Every time I settle in for an hour or three of on-demand television, I see ads for Earnin. In one of them, a savvy older-brother type tells the person behind the camera that he needs to stop asking to borrow money and instead get the Earnin app. “You can access your money that you earned, without any fees or...

How to Protect Your Savings From Falling Interest Rates How to Protect Your Savings From Falling Interest Rates

The Federal Reserve cut the federal interest rate on July 31, and—as predicted—banks are starting to cut their interest rates as well.These lowered interest rates affect both savings accounts and CDs, as MarketWatch reports:An analysis of Federal Deposit Insurance Corp. data by behavioral economics consulting firm Analyticom found that rates for certificates of deposits (CDs) are falling across the...

The 10 Best Financial Rules of Thumb The 10 Best Financial Rules of Thumb

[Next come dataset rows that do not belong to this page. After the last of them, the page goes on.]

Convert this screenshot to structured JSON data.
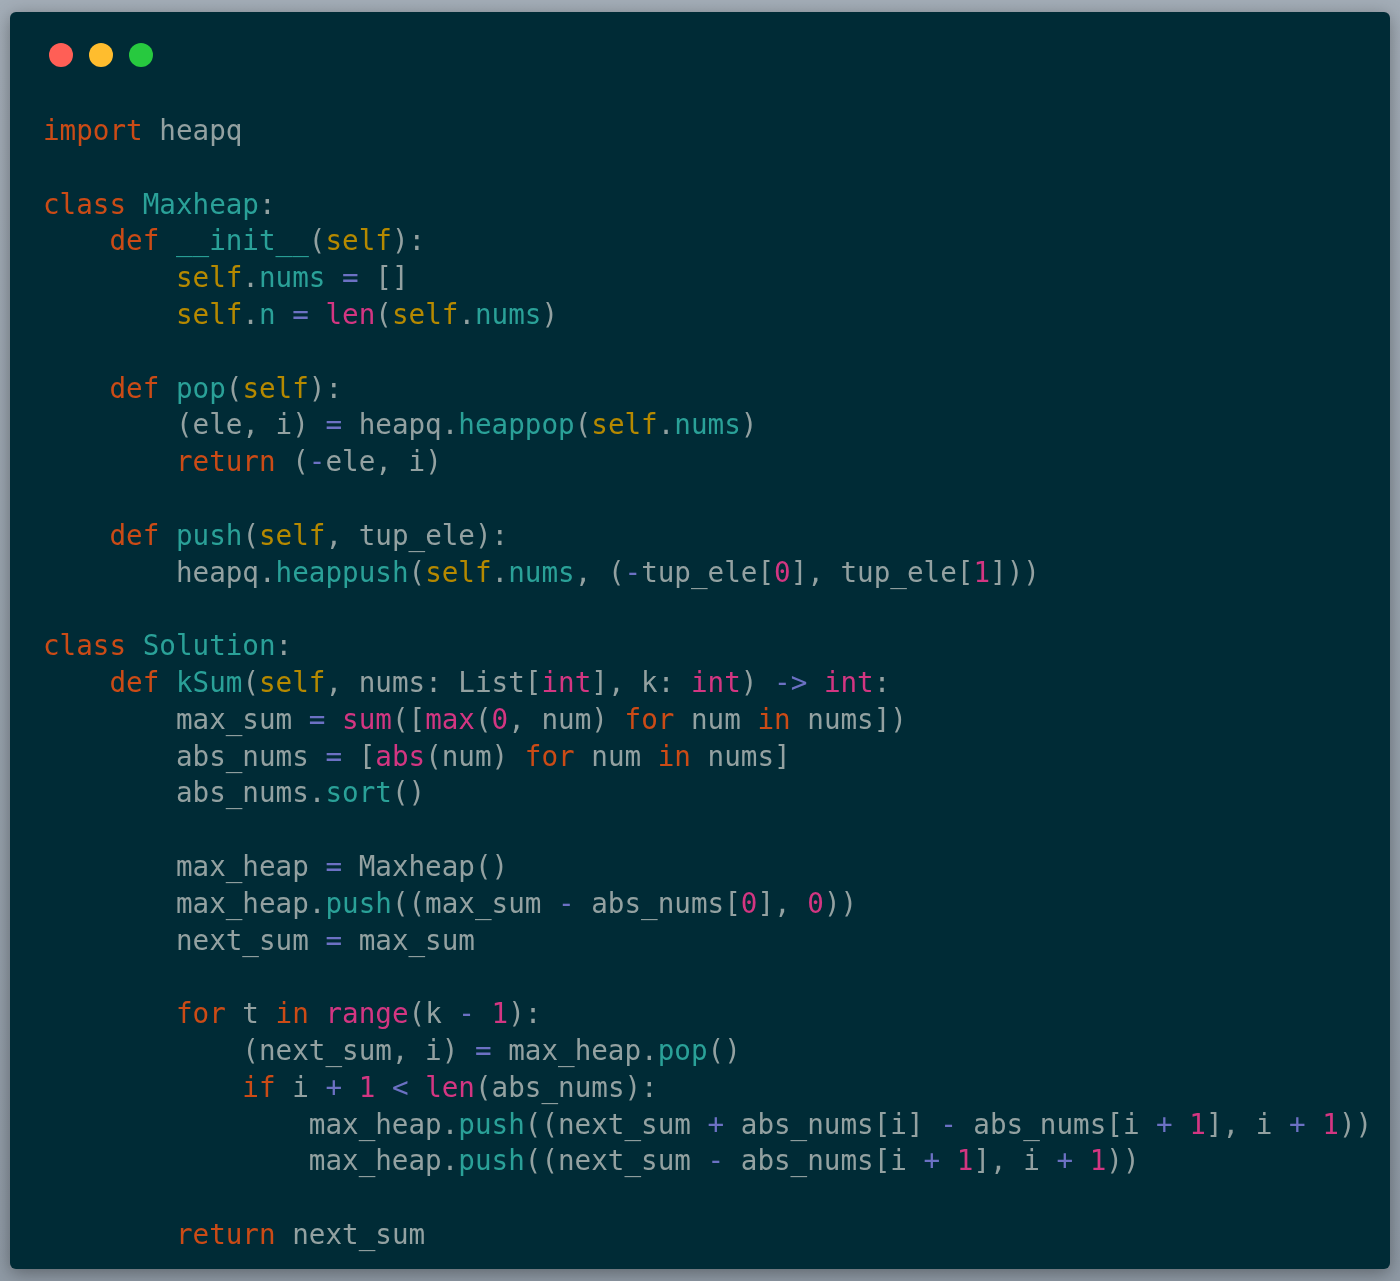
{
  "code_blocks": [
    [
      [
        {
          "kind": "keyword",
          "text": "import"
        },
        {
          "kind": "plain",
          "text": " heapq"
        }
      ]
    ],
    [
      [
        {
          "kind": "keyword",
          "text": "class"
        },
        {
          "kind": "name",
          "text": " Maxheap"
        },
        {
          "kind": "plain",
          "text": ":"
        }
      ],
      [
        {
          "kind": "keyword",
          "text": "    def"
        },
        {
          "kind": "name",
          "text": " __init__"
        },
        {
          "kind": "plain",
          "text": "("
        },
        {
          "kind": "self",
          "text": "self"
        },
        {
          "kind": "plain",
          "text": "):"
        }
      ],
      [
        {
          "kind": "self",
          "text": "        self"
        },
        {
          "kind": "plain",
          "text": "."
        },
        {
          "kind": "name",
          "text": "nums"
        },
        {
          "kind": "operator",
          "text": " ="
        },
        {
          "kind": "plain",
          "text": " []"
        }
      ],
      [
        {
          "kind": "self",
          "text": "        self"
        },
        {
          "kind": "plain",
          "text": "."
        },
        {
          "kind": "name",
          "text": "n"
        },
        {
          "kind": "operator",
          "text": " ="
        },
        {
          "kind": "builtin",
          "text": " len"
        },
        {
          "kind": "plain",
          "text": "("
        },
        {
          "kind": "self",
          "text": "self"
        },
        {
          "kind": "plain",
          "text": "."
        },
        {
          "kind": "name",
          "text": "nums"
        },
        {
          "kind": "plain",
          "text": ")"
        }
      ]
    ],
    [
      [
        {
          "kind": "keyword",
          "text": "    def"
        },
        {
          "kind": "name",
          "text": " pop"
        },
        {
          "kind": "plain",
          "text": "("
        },
        {
          "kind": "self",
          "text": "self"
        },
        {
          "kind": "plain",
          "text": "):"
        }
      ],
      [
        {
          "kind": "plain",
          "text": "        (ele, i) "
        },
        {
          "kind": "operator",
          "text": "="
        },
        {
          "kind": "plain",
          "text": " heapq."
        },
        {
          "kind": "name",
          "text": "heappop"
        },
        {
          "kind": "plain",
          "text": "("
        },
        {
          "kind": "self",
          "text": "self"
        },
        {
          "kind": "plain",
          "text": "."
        },
        {
          "kind": "name",
          "text": "nums"
        },
        {
          "kind": "plain",
          "text": ")"
        }
      ],
      [
        {
          "kind": "keyword",
          "text": "        return"
        },
        {
          "kind": "plain",
          "text": " ("
        },
        {
          "kind": "operator",
          "text": "-"
        },
        {
          "kind": "plain",
          "text": "ele, i)"
        }
      ]
    ],
    [
      [
        {
          "kind": "keyword",
          "text": "    def"
        },
        {
          "kind": "name",
          "text": " push"
        },
        {
          "kind": "plain",
          "text": "("
        },
        {
          "kind": "self",
          "text": "self"
        },
        {
          "kind": "plain",
          "text": ", tup_ele):"
        }
      ],
      [
        {
          "kind": "plain",
          "text": "        heapq."
        },
        {
          "kind": "name",
          "text": "heappush"
        },
        {
          "kind": "plain",
          "text": "("
        },
        {
          "kind": "self",
          "text": "self"
        },
        {
          "kind": "plain",
          "text": "."
        },
        {
          "kind": "name",
          "text": "nums"
        },
        {
          "kind": "plain",
          "text": ", ("
        },
        {
          "kind": "operator",
          "text": "-"
        },
        {
          "kind": "plain",
          "text": "tup_ele["
        },
        {
          "kind": "number",
          "text": "0"
        },
        {
          "kind": "plain",
          "text": "], tup_ele["
        },
        {
          "kind": "number",
          "text": "1"
        },
        {
          "kind": "plain",
          "text": "]))"
        }
      ]
    ],
    [
      [
        {
          "kind": "keyword",
          "text": "class"
        },
        {
          "kind": "name",
          "text": " Solution"
        },
        {
          "kind": "plain",
          "text": ":"
        }
      ],
      [
        {
          "kind": "keyword",
          "text": "    def"
        },
        {
          "kind": "name",
          "text": " kSum"
        },
        {
          "kind": "plain",
          "text": "("
        },
        {
          "kind": "self",
          "text": "self"
        },
        {
          "kind": "plain",
          "text": ", nums: List["
        },
        {
          "kind": "builtin",
          "text": "int"
        },
        {
          "kind": "plain",
          "text": "], k: "
        },
        {
          "kind": "builtin",
          "text": "int"
        },
        {
          "kind": "plain",
          "text": ") "
        },
        {
          "kind": "operator",
          "text": "->"
        },
        {
          "kind": "builtin",
          "text": " int"
        },
        {
          "kind": "plain",
          "text": ":"
        }
      ],
      [
        {
          "kind": "plain",
          "text": "        max_sum "
        },
        {
          "kind": "operator",
          "text": "="
        },
        {
          "kind": "builtin",
          "text": " sum"
        },
        {
          "kind": "plain",
          "text": "(["
        },
        {
          "kind": "builtin",
          "text": "max"
        },
        {
          "kind": "plain",
          "text": "("
        },
        {
          "kind": "number",
          "text": "0"
        },
        {
          "kind": "plain",
          "text": ", num) "
        },
        {
          "kind": "keyword",
          "text": "for"
        },
        {
          "kind": "plain",
          "text": " num "
        },
        {
          "kind": "keyword",
          "text": "in"
        },
        {
          "kind": "plain",
          "text": " nums])"
        }
      ],
      [
        {
          "kind": "plain",
          "text": "        abs_nums "
        },
        {
          "kind": "operator",
          "text": "="
        },
        {
          "kind": "plain",
          "text": " ["
        },
        {
          "kind": "builtin",
          "text": "abs"
        },
        {
          "kind": "plain",
          "text": "(num) "
        },
        {
          "kind": "keyword",
          "text": "for"
        },
        {
          "kind": "plain",
          "text": " num "
        },
        {
          "kind": "keyword",
          "text": "in"
        },
        {
          "kind": "plain",
          "text": " nums]"
        }
      ],
      [
        {
          "kind": "plain",
          "text": "        abs_nums."
        },
        {
          "kind": "name",
          "text": "sort"
        },
        {
          "kind": "plain",
          "text": "()"
        }
      ]
    ],
    [
      [
        {
          "kind": "plain",
          "text": "        max_heap "
        },
        {
          "kind": "operator",
          "text": "="
        },
        {
          "kind": "plain",
          "text": " Maxheap()"
        }
      ],
      [
        {
          "kind": "plain",
          "text": "        max_heap."
        },
        {
          "kind": "name",
          "text": "push"
        },
        {
          "kind": "plain",
          "text": "((max_sum "
        },
        {
          "kind": "operator",
          "text": "-"
        },
        {
          "kind": "plain",
          "text": " abs_nums["
        },
        {
          "kind": "number",
          "text": "0"
        },
        {
          "kind": "plain",
          "text": "], "
        },
        {
          "kind": "number",
          "text": "0"
        },
        {
          "kind": "plain",
          "text": "))"
        }
      ],
      [
        {
          "kind": "plain",
          "text": "        next_sum "
        },
        {
          "kind": "operator",
          "text": "="
        },
        {
          "kind": "plain",
          "text": " max_sum"
        }
      ]
    ],
    [
      [
        {
          "kind": "keyword",
          "text": "        for"
        },
        {
          "kind": "plain",
          "text": " t "
        },
        {
          "kind": "keyword",
          "text": "in"
        },
        {
          "kind": "builtin",
          "text": " range"
        },
        {
          "kind": "plain",
          "text": "(k "
        },
        {
          "kind": "operator",
          "text": "-"
        },
        {
          "kind": "number",
          "text": " 1"
        },
        {
          "kind": "plain",
          "text": "):"
        }
      ],
      [
        {
          "kind": "plain",
          "text": "            (next_sum, i) "
        },
        {
          "kind": "operator",
          "text": "="
        },
        {
          "kind": "plain",
          "text": " max_heap."
        },
        {
          "kind": "name",
          "text": "pop"
        },
        {
          "kind": "plain",
          "text": "()"
        }
      ],
      [
        {
          "kind": "keyword",
          "text": "            if"
        },
        {
          "kind": "plain",
          "text": " i "
        },
        {
          "kind": "operator",
          "text": "+"
        },
        {
          "kind": "number",
          "text": " 1"
        },
        {
          "kind": "operator",
          "text": " <"
        },
        {
          "kind": "builtin",
          "text": " len"
        },
        {
          "kind": "plain",
          "text": "(abs_nums):"
        }
      ],
      [
        {
          "kind": "plain",
          "text": "                max_heap."
        },
        {
          "kind": "name",
          "text": "push"
        },
        {
          "kind": "plain",
          "text": "((next_sum "
        },
        {
          "kind": "operator",
          "text": "+"
        },
        {
          "kind": "plain",
          "text": " abs_nums[i] "
        },
        {
          "kind": "operator",
          "text": "-"
        },
        {
          "kind": "plain",
          "text": " abs_nums[i "
        },
        {
          "kind": "operator",
          "text": "+"
        },
        {
          "kind": "number",
          "text": " 1"
        },
        {
          "kind": "plain",
          "text": "], i "
        },
        {
          "kind": "operator",
          "text": "+"
        },
        {
          "kind": "number",
          "text": " 1"
        },
        {
          "kind": "plain",
          "text": "))"
        }
      ],
      [
        {
          "kind": "plain",
          "text": "                max_heap."
        },
        {
          "kind": "name",
          "text": "push"
        },
        {
          "kind": "plain",
          "text": "((next_sum "
        },
        {
          "kind": "operator",
          "text": "-"
        },
        {
          "kind": "plain",
          "text": " abs_nums[i "
        },
        {
          "kind": "operator",
          "text": "+"
        },
        {
          "kind": "number",
          "text": " 1"
        },
        {
          "kind": "plain",
          "text": "], i "
        },
        {
          "kind": "operator",
          "text": "+"
        },
        {
          "kind": "number",
          "text": " 1"
        },
        {
          "kind": "plain",
          "text": "))"
        }
      ]
    ],
    [
      [
        {
          "kind": "keyword",
          "text": "        return"
        },
        {
          "kind": "plain",
          "text": " next_sum"
        }
      ]
    ]
  ]
}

Rules of thumb can be a good approximate guideline for decisions, and there are tons of money rules that aim to get your finances on track. While everyone’s situation is different, these serve as a good starting point.We thought we’d put together a list of some solid, useful rules of thumb to follow. However, since everyone’s situation is different,...

Language